Hebrews and 1 Peter
Chapter five reviews teachings about sanctification and suffering found in Hebrews and 1 Peter.
- Virtually the entire book of Hebrews is devoted to the topic of sanctification.
- Jesus' sacrifice gives believers access to God and his holiness.
- Jesus is "both the author and perfecter of faith and as the forerunner who has already entered heaven, the perfect sanctuary."
- We can look to those who lived before us to encourage us in our struggle against sin.
- In 1 Peter, believers are reminded they are resident aliens in this world, and they are to be set apart as holy.
Later New Testament Writings
Chapter six concludes the survey of the Bible and the theme of sanctification focuses on the later NT writings.
- Paul urged Timothy to "set the example of godliness for all believers" and instructed mature belivers to mentor those who are younger.
- Jude's doxology affirms that God keeps believers from stumbling and will present them *blameless."
- 2 Peter spotlights "Christian character (being) rather than merely engaging in various Christian activities (doing)."
- John uses the phrase "walking in the light" while acknowledging that believers still sin. "Vertical call to holiness manifests itself in horizontal relationships."
- Our final sanctification is described in the book of Revelation when all believers will received glorified bodies and the presence of evil will be removed.
Putting It All Together
Chapter seven synthesizes the observations found in the first six chapters and provides implications and applications.
- Christ's death and resurrection makes it possible for Christians to pursue a new way of life, holy living.
- Believers are united with Christ, participants in Christ's death and resurrection, which provides the basis for the Holy Spirit's work of positional sanctification and progressive sanctification.
- Sanctification is a sovereign work of God, but it also involves dedicated participation by the believer.
- God's process of sanctification involves discipline and suffering.
- Sanctification involves the church, a community of like-minded believers under the leadership of qualified elders.
- Sanctification resides in the sphere of marriage and the family. (Eph 5:21–29)
In Christ, believers are positionally sanctified through the gift of the indwelling Holy Spirit and empowered to work out their salvation in progressive sanctification, propelled toward moral excellence, missional community, and menaingful relationships.
3. Commentary on Sanctification as Set Apart and Growing in Christ
This book is an excellent, readable biblical theology on the doctrine of sanctification.
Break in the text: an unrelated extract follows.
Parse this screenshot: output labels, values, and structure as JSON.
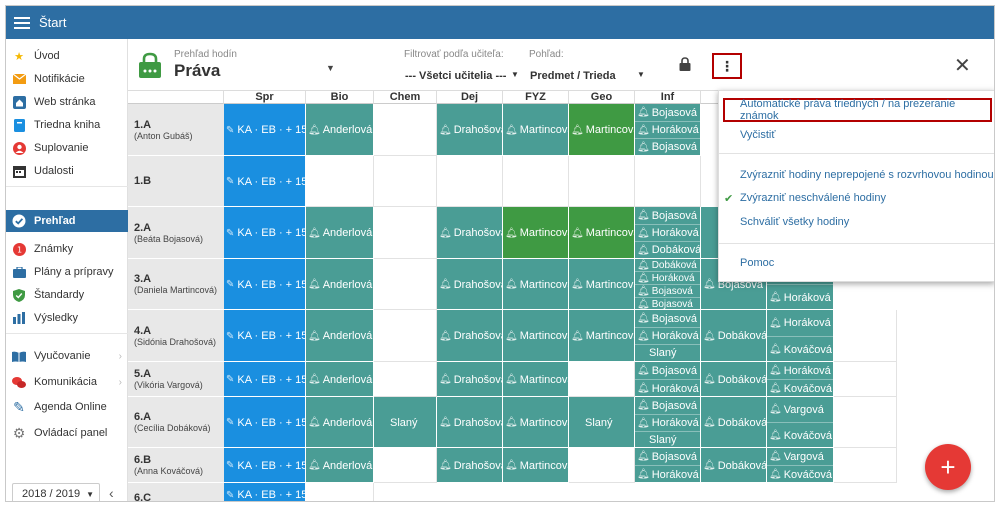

From Genesis to Revelation, Köstenberger succeeds in giving us a "historical, literary, and theological survey of sanctification." It seems appropriate that more space is reserved for what is taught in the New Testament, although I would have liked the author to have spent a little more effort in the details found in Leviticus since so much of the foundation of holiness and sanctification is found in the Pentateuch and the Levitical Code.
The organization of the content of the book, the chapters themselves and their subheadings, add to the book's clarity and readability. The bibliography for further studies and the included topical and scripture index are much welcomed.
For newer believers, I would begin my pursuit to understand sanctification by reading a chapter on sanctification from a readable systematic theology. Two recommended options include chapter 44 of Everyone's a Theologian or chapter 38 of Grudem's Systematic Theology. Once you have read a good overview from a systematic theology, adding to your knowledge through this biblical theology on sanctification.
4. Final Thoughts
Sanctification as Set Apart and Growing in Christ is an excellent Bible survey from Genesis to Revelation on the topic of sanctification. It is readable for everyday Christians, and it will also serve well pastors and Bible teachers who want a guided tour of the Bible on this important topic.
Sanctification as Set Apart and Growing in Christ
Written by Marny Köstenberger | Crossway (2023)